The extreme polarization in the election campaign is an expression of the severe economic and political crisis in which the largest South American country finds itself. A sign of the voters' weariness with a corrupt elite and a democratic system whose legitimacy has been damaged. Brazil is at a crossroads and the military has a key role to play in this.

According to surveys, 78 percent of Brazilians trust the armed forces. For the first time since the return of democracy, interim president Michel Temer did not put the Ministry of Defense in the hands of a civilian and intervened militarily in the state of Rio when the police were overwhelmed by a wave of violence around the carnival.

A record number of ex-military men are running in this election. For them, democracy is a rotten system; according to them, the nation can only be saved by a hard-handed redeemer. Bolsonaro sees himself as such, a former paratrooper who was forced to retire due to disobedience and has since been a political riot. As a member of parliament he defended the torturers of the military dictatorship from 1964 to 1985, and as a candidate he announced that he would arm the people for self-defense against criminals. He rejects abortion and gay marriage, which earns him the support of the evangelicals. His deputy is ex-general Hamilton Mourao, who said that if the politicians couldn't find a solution, the military would have to step in. He also wants to have the constitution changed by an «committee of experts». He said the other day that Brazilians are disobedient because of indigenous influence and lazy because of black people. Although he was subsequently retired, he received much applause in the reserve.

Left candidate has dashed hopes

Experts are concerned. "Unlike its neighboring countries, Brazil never came to terms with the atrocities of the military dictatorship," says political scientist Vera Chaia. "And suddenly the military are everywhere again." Not alone, of course, but in alliance with some of the entrepreneurs. In economic terms, Bolsonaro sails half under a neoliberal, half under a nationalist flag. While his chief advisor, Paulo Guedes, wants to privatize everything, Bolsonaro promises “Brazil first” in order to reduce the influence of China.

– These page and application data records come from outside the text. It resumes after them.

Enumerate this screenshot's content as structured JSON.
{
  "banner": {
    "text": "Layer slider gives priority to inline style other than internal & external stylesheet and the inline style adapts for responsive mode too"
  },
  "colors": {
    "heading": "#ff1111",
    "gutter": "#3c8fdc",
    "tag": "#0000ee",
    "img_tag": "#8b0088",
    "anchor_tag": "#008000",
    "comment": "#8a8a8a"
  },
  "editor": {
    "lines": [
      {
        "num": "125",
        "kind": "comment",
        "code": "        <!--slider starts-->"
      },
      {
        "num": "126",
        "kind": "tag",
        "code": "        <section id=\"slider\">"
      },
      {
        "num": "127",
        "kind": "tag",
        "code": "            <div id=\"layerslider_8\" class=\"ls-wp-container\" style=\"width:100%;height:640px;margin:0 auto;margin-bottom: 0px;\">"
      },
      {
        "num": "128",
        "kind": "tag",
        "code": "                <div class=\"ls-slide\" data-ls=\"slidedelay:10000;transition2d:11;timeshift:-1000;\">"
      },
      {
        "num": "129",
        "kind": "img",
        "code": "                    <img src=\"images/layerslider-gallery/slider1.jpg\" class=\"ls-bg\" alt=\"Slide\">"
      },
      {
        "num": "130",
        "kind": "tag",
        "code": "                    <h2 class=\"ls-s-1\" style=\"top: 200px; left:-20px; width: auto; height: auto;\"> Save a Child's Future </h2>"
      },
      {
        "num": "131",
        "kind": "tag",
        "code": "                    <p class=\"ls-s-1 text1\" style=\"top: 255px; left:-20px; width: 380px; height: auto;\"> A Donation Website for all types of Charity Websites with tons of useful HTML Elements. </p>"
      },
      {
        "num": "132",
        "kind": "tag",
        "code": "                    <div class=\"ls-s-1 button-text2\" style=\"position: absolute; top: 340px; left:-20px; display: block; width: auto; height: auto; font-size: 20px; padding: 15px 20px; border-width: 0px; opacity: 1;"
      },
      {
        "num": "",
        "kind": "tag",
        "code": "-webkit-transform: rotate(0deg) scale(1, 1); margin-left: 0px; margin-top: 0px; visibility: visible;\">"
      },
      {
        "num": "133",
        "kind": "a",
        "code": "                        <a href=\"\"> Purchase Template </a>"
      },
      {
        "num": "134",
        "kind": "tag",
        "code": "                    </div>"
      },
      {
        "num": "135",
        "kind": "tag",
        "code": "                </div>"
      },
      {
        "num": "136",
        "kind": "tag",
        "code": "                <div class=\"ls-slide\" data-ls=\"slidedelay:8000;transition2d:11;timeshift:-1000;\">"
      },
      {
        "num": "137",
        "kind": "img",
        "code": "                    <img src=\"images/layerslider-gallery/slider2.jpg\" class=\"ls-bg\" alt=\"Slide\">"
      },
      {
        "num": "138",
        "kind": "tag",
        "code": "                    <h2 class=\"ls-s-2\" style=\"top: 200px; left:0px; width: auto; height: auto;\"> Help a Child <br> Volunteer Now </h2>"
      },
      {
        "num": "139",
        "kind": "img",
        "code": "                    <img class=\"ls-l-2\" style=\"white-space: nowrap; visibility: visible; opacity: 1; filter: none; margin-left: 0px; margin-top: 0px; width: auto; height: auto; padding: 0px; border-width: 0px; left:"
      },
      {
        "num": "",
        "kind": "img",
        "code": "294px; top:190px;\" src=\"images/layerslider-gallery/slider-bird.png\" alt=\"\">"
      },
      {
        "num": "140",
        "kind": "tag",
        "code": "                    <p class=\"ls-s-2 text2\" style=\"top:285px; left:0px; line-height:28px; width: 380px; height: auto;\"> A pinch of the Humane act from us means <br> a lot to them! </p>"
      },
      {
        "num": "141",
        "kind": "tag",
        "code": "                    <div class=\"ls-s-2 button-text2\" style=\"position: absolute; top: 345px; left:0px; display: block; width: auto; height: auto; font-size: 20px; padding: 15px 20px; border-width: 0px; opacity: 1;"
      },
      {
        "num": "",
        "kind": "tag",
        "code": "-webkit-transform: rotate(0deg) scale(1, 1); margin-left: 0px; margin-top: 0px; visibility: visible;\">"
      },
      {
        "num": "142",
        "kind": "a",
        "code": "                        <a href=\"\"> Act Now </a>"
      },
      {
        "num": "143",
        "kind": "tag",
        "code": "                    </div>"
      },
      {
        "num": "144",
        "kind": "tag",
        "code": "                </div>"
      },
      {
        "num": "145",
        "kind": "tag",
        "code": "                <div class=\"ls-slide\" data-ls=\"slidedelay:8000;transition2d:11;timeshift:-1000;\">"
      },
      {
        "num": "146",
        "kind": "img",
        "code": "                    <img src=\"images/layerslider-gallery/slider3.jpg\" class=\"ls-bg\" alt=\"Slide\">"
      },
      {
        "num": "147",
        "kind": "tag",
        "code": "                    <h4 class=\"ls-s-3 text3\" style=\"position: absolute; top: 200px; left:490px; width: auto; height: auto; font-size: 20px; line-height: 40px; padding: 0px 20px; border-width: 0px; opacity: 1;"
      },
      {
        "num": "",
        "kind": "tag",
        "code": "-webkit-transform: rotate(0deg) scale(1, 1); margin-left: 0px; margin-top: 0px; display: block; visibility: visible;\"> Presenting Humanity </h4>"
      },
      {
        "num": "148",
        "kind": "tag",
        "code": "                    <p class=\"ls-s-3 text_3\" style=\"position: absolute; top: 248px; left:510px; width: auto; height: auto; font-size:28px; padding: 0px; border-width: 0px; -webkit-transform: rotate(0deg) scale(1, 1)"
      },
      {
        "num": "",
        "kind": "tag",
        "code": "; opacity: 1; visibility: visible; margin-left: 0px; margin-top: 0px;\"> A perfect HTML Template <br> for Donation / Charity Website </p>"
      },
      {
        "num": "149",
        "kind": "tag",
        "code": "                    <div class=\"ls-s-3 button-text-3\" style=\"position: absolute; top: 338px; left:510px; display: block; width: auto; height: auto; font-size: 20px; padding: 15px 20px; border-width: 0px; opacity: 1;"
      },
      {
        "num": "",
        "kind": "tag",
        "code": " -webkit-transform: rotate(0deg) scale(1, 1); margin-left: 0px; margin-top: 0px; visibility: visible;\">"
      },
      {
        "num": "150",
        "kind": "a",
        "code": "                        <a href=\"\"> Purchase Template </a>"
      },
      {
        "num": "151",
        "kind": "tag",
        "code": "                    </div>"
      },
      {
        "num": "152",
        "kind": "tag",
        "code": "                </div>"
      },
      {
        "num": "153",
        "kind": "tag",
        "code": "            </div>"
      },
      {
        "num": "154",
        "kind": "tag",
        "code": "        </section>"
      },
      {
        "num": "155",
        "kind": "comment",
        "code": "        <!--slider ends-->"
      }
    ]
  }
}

Opposite him is the left-wing candidate Haddad, who got upset during the fight against the political mafia in Sao Paolo and failed in the 2014 re-election. But since it became clear that his extremely popular mentor, ex-President Luiz Inacio Lula da Silva, who is in prison for corruption, is not allowed to run, he has taken second place in polls. And with it the hope of the center parties like PSDB and PMDB of getting into the runoff election was dashed.

They are the mouthpieces of the business elite and pay the bill for removing President Dilma Rousseff (PT) in a controversial process in 2016 and for being involved in corruption scandals and illegal party financing. Renewal is hardly to be expected from them, but also not from the PT, which has viewed itself as a victim of a right-wing conspiracy since the impeachment and Lula's conviction and has not undertaken any self-criticism. The fact that Haddad actually has no program at all is lost in the polemics surrounding Bolsonaro.

Dissatisfaction is likely to persist

The political vacuum of ideas and leadership in Congress and at the regional level is even more depressing. There are worn-out footballers like Romario, family clans and all kinds of preachers and solo entertainers. "It's teeming with corrupt candidates," says American Brazil expert Brian Winter. They tried to keep their immunity and evade justice.

A fragmented congress, which forces unsightly alliances and buying votes, was already a brake on Lula's reform plans and is likely to lead to instability and blockades in the future. Together with the economic crisis, which increased poverty enormously, this is unlikely to help strengthen Brazilians' trust in their institutions. Economics expert Rodrigo Zeidan from the Dom Cabral Foundation writes a scenario over which the intervention of the military hovers like a sword of Damocles.